There's something irresistibly romantic about Café Daquise, the Polish restaurant in South Kensington that has just re-opened after being gutted by a fire last September. Its elderly patrons may not be much to look at, with their Borscht-stained teeth and moth-eaten cardigans, but nearly all of them played a part in the anti-Communist struggle that eventually liberated Poland--and the rest of Eastern Europe--from Soviet tyranny in 1989. Indeed, at one point Café Daquise was the unofficial headquarters of Edward Raczynski, the Polish President-in-Exile from 1979-86.
"The old generation are not very mobile any more, but they're still coming," says Jola Pinchard, the manageress of 13 years. "They come for the food--and because it's not very expensive."
It certainly isn't. I had a very decent set lunch for £7.50. It even included a glass of wine, though I'd advise anyone thinking of visiting Café Daquise not to inquire about the vintage. I made the mistake of asking my waitress whether there was any choice about the wine that came with the meal. "Yes," she replied, giving me a withering look. "You can choose between red or white."

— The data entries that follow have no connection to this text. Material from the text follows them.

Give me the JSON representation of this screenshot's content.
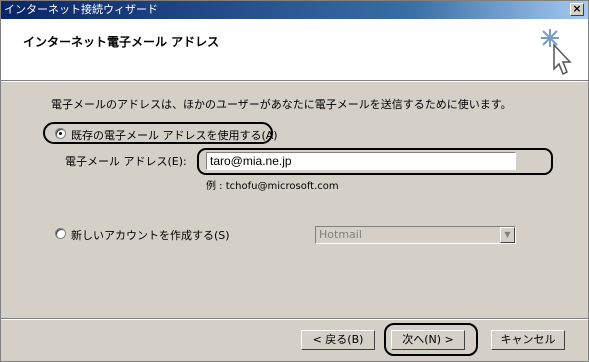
{
  "window": {
    "title": "インターネット接続ウィザード",
    "close_glyph": "×"
  },
  "header": {
    "title": "インターネット電子メール アドレス"
  },
  "description": "電子メールのアドレスは、ほかのユーザーがあなたに電子メールを送信するために使います。",
  "option_existing": {
    "label": "既存の電子メール アドレスを使用する(A)",
    "checked": true
  },
  "email": {
    "label": "電子メール アドレス(E):",
    "value": "taro@mia.ne.jp",
    "example": "例 : tchofu@microsoft.com"
  },
  "option_new": {
    "label": "新しいアカウントを作成する(S)",
    "checked": false
  },
  "account_combo": {
    "value": "Hotmail",
    "disabled": true
  },
  "buttons": {
    "back": "< 戻る(B)",
    "next": "次へ(N) >",
    "cancel": "キャンセル"
  },
  "icons": {
    "wizard": "wizard-sparkle-cursor-icon"
  }
}
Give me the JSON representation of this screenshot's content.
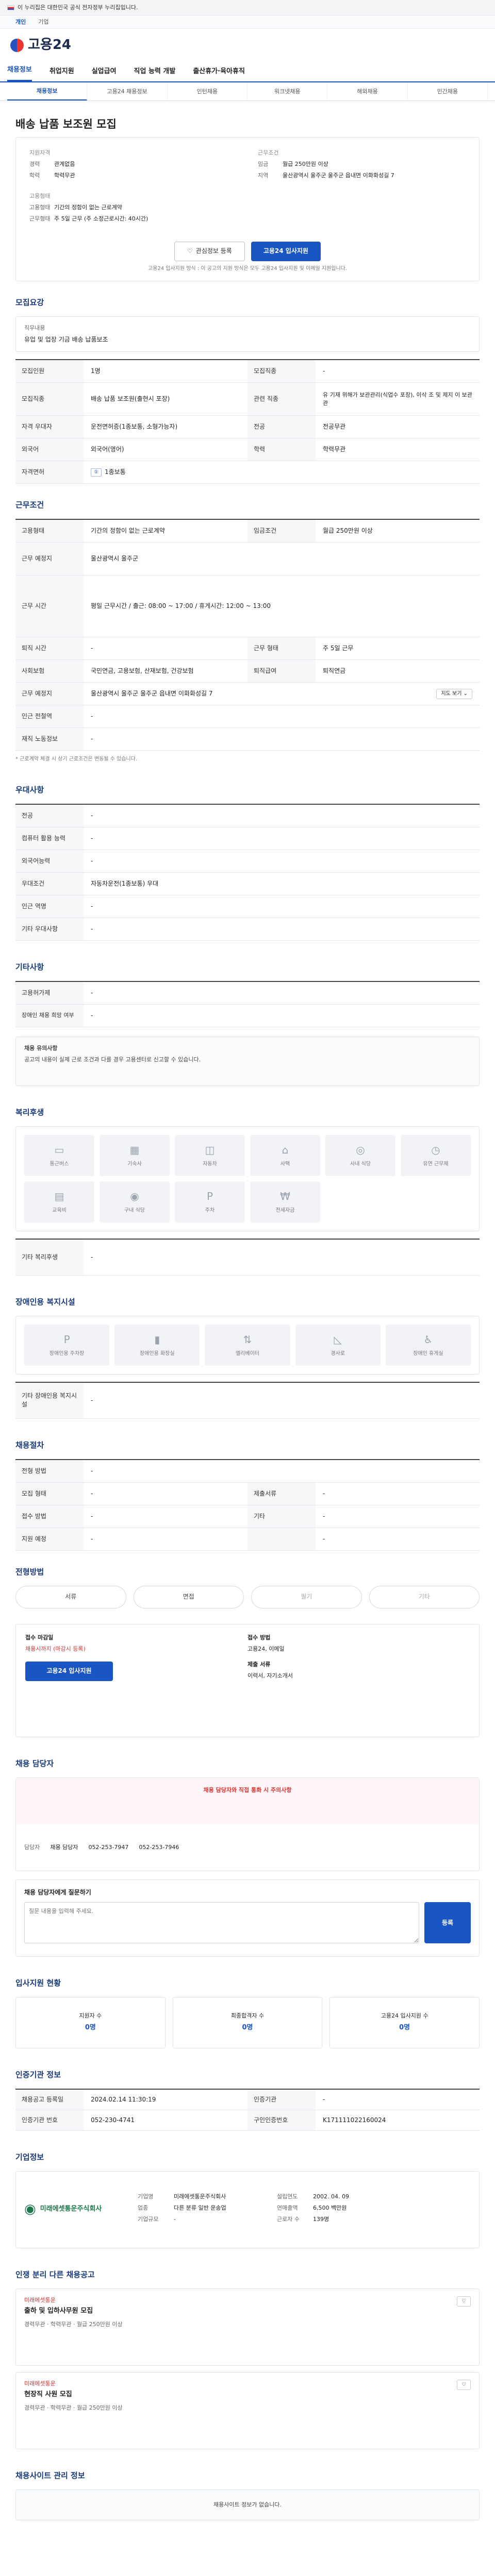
{
  "banner": {
    "text": "이 누리집은 대한민국 공식 전자정부 누리집입니다.",
    "link": ""
  },
  "lang": {
    "items": [
      "개인",
      "기업"
    ]
  },
  "logo": {
    "name": "고용24"
  },
  "gnb": {
    "items": [
      "채용정보",
      "취업지원",
      "실업급여",
      "직업 능력 개발",
      "출산휴가·육아휴직"
    ]
  },
  "subtabs": {
    "items": [
      "채용정보",
      "고용24 채용정보",
      "인턴채용",
      "워크넷채용",
      "해외채용",
      "민간채용"
    ]
  },
  "job": {
    "title": "배송 납품 보조원 모집",
    "summary": {
      "left_head": "지원자격",
      "left": [
        {
          "k": "경력",
          "v": "관계없음"
        },
        {
          "k": "학력",
          "v": "학력무관"
        }
      ],
      "left2_head": "고용형태",
      "left2": [
        {
          "k": "고용형태",
          "v": "기간의 정함이 없는 근로계약"
        },
        {
          "k": "근무형태",
          "v": "주 5일 근무 (주 소정근로시간: 40시간)"
        }
      ],
      "right_head": "근무조건",
      "right": [
        {
          "k": "임금",
          "v": "월급 250만원 이상"
        },
        {
          "k": "지역",
          "v": "울산광역시 울주군 울주군 읍내면 이화화성길 7"
        },
        {
          "k": "",
          "v": ""
        }
      ],
      "btn_save": "관심정보 등록",
      "btn_apply": "고용24 입사지원",
      "note": "고용24 입사지원 방식 : 이 공고의 지원 방식은 모두 고용24 입사지원 및 이메일 지원입니다."
    }
  },
  "sections": {
    "recruit": "모집요강",
    "recruit_job_head": "직무내용",
    "recruit_job": "유업 및 업장 기금 배송 납품보조",
    "recruit_rows": [
      {
        "k": "모집인원",
        "v": "1명",
        "k2": "모집직종",
        "v2": "-"
      },
      {
        "k": "모집직종",
        "v": "배송 납품 보조원(출현시 포장)",
        "k2": "관련 직종",
        "v2": "유 기재 위해가 보관관리(식업수 포장), 이삭 조 및 제지 이 보관관"
      },
      {
        "k": "자격 우대자",
        "v": "운전면허증(1종보통, 소형가능자)",
        "k2": "전공",
        "v2": "전공무관"
      },
      {
        "k": "외국어",
        "v": "외국어(영어)",
        "k2": "학력",
        "v2": "학력무관"
      },
      {
        "k": "자격면허",
        "v": "1종보통",
        "k2": "",
        "v2": ""
      }
    ],
    "work": "근무조건",
    "work_rows": [
      {
        "k": "고용형태",
        "v": "기간의 정함이 없는 근로계약",
        "k2": "임금조건",
        "v2": "월급 250만원 이상"
      },
      {
        "k": "근무 예정지",
        "v": "울산광역시 울주군",
        "k2": "",
        "v2": ""
      },
      {
        "k": "근무 시간",
        "v": "평일 근무시간 / 출근: 08:00 ~ 17:00 / 휴게시간: 12:00 ~ 13:00",
        "k2": "",
        "v2": ""
      },
      {
        "k": "퇴직 시간",
        "v": "-",
        "k2": "근무 형태",
        "v2": "주 5일 근무"
      },
      {
        "k": "사회보험",
        "v": "국민연금, 고용보험, 산재보험, 건강보험",
        "k2": "퇴직급여",
        "v2": "퇴직연금"
      },
      {
        "k": "근무 예정지",
        "v": "울산광역시 울주군 울주군 읍내면 이화화성길 7",
        "k2": "",
        "v2": ""
      },
      {
        "k": "인근 전철역",
        "v": "-",
        "k2": "",
        "v2": ""
      },
      {
        "k": "재직 노동정보",
        "v": "-",
        "k2": "",
        "v2": ""
      }
    ],
    "work_note": "* 근로계약 체결 시 상기 근로조건은 변동될 수 있습니다.",
    "pref": "우대사항",
    "pref_rows": [
      {
        "k": "전공",
        "v": "-"
      },
      {
        "k": "컴퓨터 활용 능력",
        "v": "-"
      },
      {
        "k": "외국어능력",
        "v": "-"
      },
      {
        "k": "우대조건",
        "v": "자동차운전(1종보통) 우대"
      },
      {
        "k": "인근 역명",
        "v": "-"
      },
      {
        "k": "기타 우대사항",
        "v": "-"
      }
    ],
    "etc": "기타사항",
    "etc_rows": [
      {
        "k": "고용허가제",
        "v": "-"
      },
      {
        "k": "장애인 채용 희망 여부",
        "v": "-"
      }
    ],
    "etc_notice_head": "채용 유의사항",
    "etc_notice": "공고의 내용이 실제 근로 조건과 다를 경우 고용센터로 신고할 수 있습니다.",
    "welfare": "복리후생",
    "welfare_items": [
      "통근버스",
      "기숙사",
      "자동차",
      "사택",
      "사내 식당",
      "유연 근무제",
      "교육비",
      "구내 식당",
      "주차",
      "전세자금"
    ],
    "welfare_etc_k": "기타 복리후생",
    "welfare_etc_v": "-",
    "disab": "장애인용 복지시설",
    "disab_items": [
      "장애인용 주차장",
      "장애인용 화장실",
      "엘리베이터",
      "경사로",
      "장애인 휴게실"
    ],
    "disab_etc_k": "기타 장애인용 복지시설",
    "disab_etc_v": "-",
    "process": "채용절차",
    "process_rows": [
      {
        "k": "전형 방법",
        "v": "-",
        "k2": "",
        "v2": ""
      },
      {
        "k": "모집 형태",
        "v": "-",
        "k2": "제출서류",
        "v2": "-"
      },
      {
        "k": "접수 방법",
        "v": "-",
        "k2": "기타",
        "v2": "-"
      },
      {
        "k": "지원 예정",
        "v": "-",
        "k2": "",
        "v2": "-"
      }
    ],
    "steps_title": "전형방법",
    "steps": [
      "서류",
      "면접",
      "필기",
      "기타"
    ],
    "apply_head": "접수 마감일",
    "apply_date": "채용시까지 (마감시 등록)",
    "apply_btn": "고용24 입사지원",
    "apply_method_head": "접수 방법",
    "apply_method": "고용24, 이메일",
    "apply_docs_head": "제출 서류",
    "apply_docs": "이력서, 자기소개서",
    "manager": "채용 담당자",
    "manager_warn": "채용 담당자와 직접 통화 시 주의사항",
    "manager_name_k": "담당자",
    "manager_name_v": "채용 담당자",
    "manager_tel": "052-253-7947",
    "manager_fax": "052-253-7946",
    "inquiry_title": "채용 담당자에게 질문하기",
    "inquiry_placeholder": "질문 내용을 입력해 주세요.",
    "inquiry_btn": "등록",
    "stats": "입사지원 현황",
    "stats_items": [
      {
        "label": "지원자 수",
        "num": "0명"
      },
      {
        "label": "최종합격자 수",
        "num": "0명"
      },
      {
        "label": "고용24 입사지원 수",
        "num": "0명"
      }
    ],
    "info": "인증기관 정보",
    "info_rows": [
      {
        "k": "채용공고 등록일",
        "v": "2024.02.14 11:30:19",
        "k2": "인증기관",
        "v2": "-"
      },
      {
        "k": "인증기관 번호",
        "v": "052-230-4741",
        "k2": "구인인증번호",
        "v2": "K171111022160024"
      }
    ],
    "company": "기업정보",
    "company_name": "미래에셋통운주식회사",
    "company_rows": [
      {
        "k": "기업명",
        "v": "미래에셋통운주식회사",
        "k2": "설립연도",
        "v2": "2002. 04. 09"
      },
      {
        "k": "업종",
        "v": "다른 분류 일반 운송업",
        "k2": "연매출액",
        "v2": "6,500 백만원"
      },
      {
        "k": "기업규모",
        "v": "-",
        "k2": "근로자 수",
        "v2": "139명"
      }
    ],
    "similar": "인쟁 분리 다른 채용공고",
    "similar_items": [
      {
        "company": "미래에셋통운",
        "title": "출하 및 입하사무원 모집",
        "meta": "경력무관 · 학력무관 · 월급 250만원 이상"
      },
      {
        "company": "미래에셋통운",
        "title": "현장직 사원 모집",
        "meta": "경력무관 · 학력무관 · 월급 250만원 이상"
      }
    ],
    "footer_head": "채용사이트 관리 정보",
    "footer_text": "채용사이트 정보가 없습니다."
  }
}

Café Daquise first threw open its doors in 1947 and, by the looks of it, very little has changed in the intervening 59 years. Tables covered in plastic tablecloths still sit on a linoleum floor and the walls are still decorated with Polish bric-a-brac. When the whole place went up in flames four months ago, the owners used the insurance money to create an exact replica of the original restaurant.
"Our customers don't like change," explains the manageress. "At one point we decided it would be nice to play a bit of classical music in the background, but one of our regulars got up a petition to complain about it and that was the end of that."
Perhaps they should have played the theme from The Ipcress File instead. Café Daquise's main claim to fame, apart from being London's first Polish restaurant, is that it was where Christine Keeler met regularly with Yevgeny Ivanov, the senior naval attaché at the Russian Embassy. If she ever passed on any military secrets gleaned from her pillow talk with John Profumo, this is where she would have done it.
Rather surprisingly, on the afternoon I was there the other diners weren't exclusively octogenarians. Since Poland joined the EU in 2004, Café Daquise has become a home-away-from home for a new generation of Polish ex-pats, most of them eager to sample the authentic cuisine. The menu at Café Daquise boasts such classics as salted fillet herring, stuffed cabbage and potato pancakes--all of them very reasonably priced.
My meal consisted of a large bowl of chicken noodle soup, followed by Brittany beans and kielbasa in a spicy tomato sauce accompanied by two scoops of mashed potato. It wasn't an epicurean feast, but it wasn't half bad, either. If I'd been a migrant worker on my lunch break from toiling on a building site this would have been just the thing to fortify me against the cold winter's day.
Café Daquise is situated to the rear of South Kensington tube and, at one point, it looked as though it might fall victim to a redevelopment proposal. A £110 scheme designed by architect Terry Farrell was submitted to the Royal Borough of Kensington and Chelsea for planning permission in 2003 and, had it gone ahead, the entire block in which the tube station is located would have been demolished. Fortunately, the application was withdrawn and Café Daquise still stands, a monument to Britain's historic role as a centre of international political intrique.